OTTAWA – Prime Minister Stephen Harper’s parliamentary House leader has denied that Conservative Sen. Mike Duffy ever promised to repay his P.E.I. housing allowance.
At least, that’s the way it sounded in the House of Commons today, although Peter Van Loan’s spokesman later insisted the minister was actually disputing something else altogether.
Van Loan was responding to reports that Duffy has reneged on his public pledge to repay tens of thousands of dollars he collected by claiming that a cottage on Prince Edward Island was his principal residence.
Duffy, a former broadcaster, issued a statement in February, in the midst of a Senate expense scandal, that said he would repay the funds.
However, Duffy told Global TV this week that he hasn’t yet repaid the money and may not, depending on what a Senate audit determines.
Under fire during question period, Van Loan at first seemed to deny that Duffy had committed to repaying the money, but officials later said he was talking about the senator’s latest remarks about the audit.
Duffy is a long-time Ottawa resident with a full-time home in the capital, making him ineligible for the secondary residence subsidy.
“Rather than let this issue drag on, my wife and I have decided that the allowance associated with my house in Ottawa will be repaid,” Duffy said in the February statement.
On Thursday, however, he told Global the money would be repaid “if repayment is required.”
“If I was wrong and made a mistake, I’ll repay it,” Duffy said. “And if I wasn’t wrong, I assume that will be reported as well.”
During question period, NDP MP Charlie Angus asked Van Loan about Duffy’s commitment to “pay back the money and put an end to his rent-an-address housing scheme” — adding the senator now appears to have adopted a “catch-me-if-you-can attitude.”
“I do not know what the honourable member is referring to in terms of Senator Duffy,” Van Loan responded.
“I do not believe he made those comments. We will wait for the findings of the (auditor’s) report, of course, but our government has been clear. We have committed to ensuring that all expenses are appropriate at the Senate, that the rules governing expenses are appropriate and that the Senate does follow through on that.”

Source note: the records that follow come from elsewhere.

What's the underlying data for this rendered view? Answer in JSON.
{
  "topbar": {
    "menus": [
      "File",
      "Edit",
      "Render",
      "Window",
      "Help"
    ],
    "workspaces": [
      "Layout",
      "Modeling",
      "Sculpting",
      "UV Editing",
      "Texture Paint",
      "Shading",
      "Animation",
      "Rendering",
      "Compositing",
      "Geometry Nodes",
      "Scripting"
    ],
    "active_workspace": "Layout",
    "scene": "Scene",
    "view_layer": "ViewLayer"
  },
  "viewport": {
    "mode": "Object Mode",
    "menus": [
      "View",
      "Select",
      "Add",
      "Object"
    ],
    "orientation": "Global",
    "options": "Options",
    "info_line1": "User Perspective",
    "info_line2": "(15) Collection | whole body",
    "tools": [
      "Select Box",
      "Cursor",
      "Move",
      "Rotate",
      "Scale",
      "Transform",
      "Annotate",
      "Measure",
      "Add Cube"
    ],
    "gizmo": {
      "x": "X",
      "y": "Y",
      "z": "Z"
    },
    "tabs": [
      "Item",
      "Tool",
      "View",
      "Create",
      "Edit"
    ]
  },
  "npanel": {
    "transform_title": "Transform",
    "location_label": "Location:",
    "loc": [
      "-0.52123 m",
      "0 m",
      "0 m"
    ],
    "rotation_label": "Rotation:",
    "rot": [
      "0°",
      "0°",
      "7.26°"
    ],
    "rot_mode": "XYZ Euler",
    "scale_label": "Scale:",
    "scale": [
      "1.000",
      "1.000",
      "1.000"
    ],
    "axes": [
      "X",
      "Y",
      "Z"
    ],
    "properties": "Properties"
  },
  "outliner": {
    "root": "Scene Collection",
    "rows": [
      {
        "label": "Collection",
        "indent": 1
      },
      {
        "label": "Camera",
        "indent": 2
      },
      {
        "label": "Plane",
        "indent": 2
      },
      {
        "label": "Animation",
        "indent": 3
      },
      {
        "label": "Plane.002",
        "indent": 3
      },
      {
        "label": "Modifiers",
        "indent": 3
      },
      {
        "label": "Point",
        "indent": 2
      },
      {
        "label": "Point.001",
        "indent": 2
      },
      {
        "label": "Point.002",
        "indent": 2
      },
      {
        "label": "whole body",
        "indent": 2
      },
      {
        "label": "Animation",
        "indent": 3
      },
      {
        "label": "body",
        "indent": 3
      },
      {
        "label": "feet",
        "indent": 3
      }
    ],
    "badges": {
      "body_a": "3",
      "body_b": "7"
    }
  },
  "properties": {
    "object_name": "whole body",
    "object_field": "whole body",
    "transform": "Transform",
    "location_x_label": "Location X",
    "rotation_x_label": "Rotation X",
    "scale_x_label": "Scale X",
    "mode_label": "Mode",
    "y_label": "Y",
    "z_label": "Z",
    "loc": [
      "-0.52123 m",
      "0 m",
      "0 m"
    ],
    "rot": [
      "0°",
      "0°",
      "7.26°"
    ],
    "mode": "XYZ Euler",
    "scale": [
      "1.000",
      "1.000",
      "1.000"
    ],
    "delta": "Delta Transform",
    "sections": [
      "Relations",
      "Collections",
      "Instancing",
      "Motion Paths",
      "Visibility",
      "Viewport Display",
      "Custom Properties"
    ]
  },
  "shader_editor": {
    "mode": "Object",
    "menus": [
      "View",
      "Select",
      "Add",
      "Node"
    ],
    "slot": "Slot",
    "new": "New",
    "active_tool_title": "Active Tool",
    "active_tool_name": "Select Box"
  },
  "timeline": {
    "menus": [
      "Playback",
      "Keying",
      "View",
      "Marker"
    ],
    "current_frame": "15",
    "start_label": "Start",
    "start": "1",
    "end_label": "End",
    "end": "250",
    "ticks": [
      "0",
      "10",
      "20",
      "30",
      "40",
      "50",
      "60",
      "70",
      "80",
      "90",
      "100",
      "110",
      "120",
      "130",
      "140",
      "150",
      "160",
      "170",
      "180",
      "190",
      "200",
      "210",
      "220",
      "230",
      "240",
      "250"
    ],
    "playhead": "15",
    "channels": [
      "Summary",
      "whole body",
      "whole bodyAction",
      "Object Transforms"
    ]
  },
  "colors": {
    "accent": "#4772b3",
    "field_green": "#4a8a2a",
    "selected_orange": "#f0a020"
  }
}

A spokesman in Van Loan’s office later said the minister was disputing that Duffy has conceded he has not yet repaid the expense claim, not Duffy’s promise to do so.
Under the Constitution, senators must reside in the provinces they are appointed to represent. Duffy represents P.E.I., where he claims a cottage as his primary residence, although neighbours and provincial records suggest he spends little time there.
In January, the Senate’s internal economy committee asked senators who were claiming the secondary residence allowance to prove their primary home was not within 100 kilometres of the capital, as the rules require.
Duffy requested an expedited P.E.I. health card, but he was turned down by the provincial government. Provincial tax records show Duffy and his wife are identified as non-resident owners of their island cottage.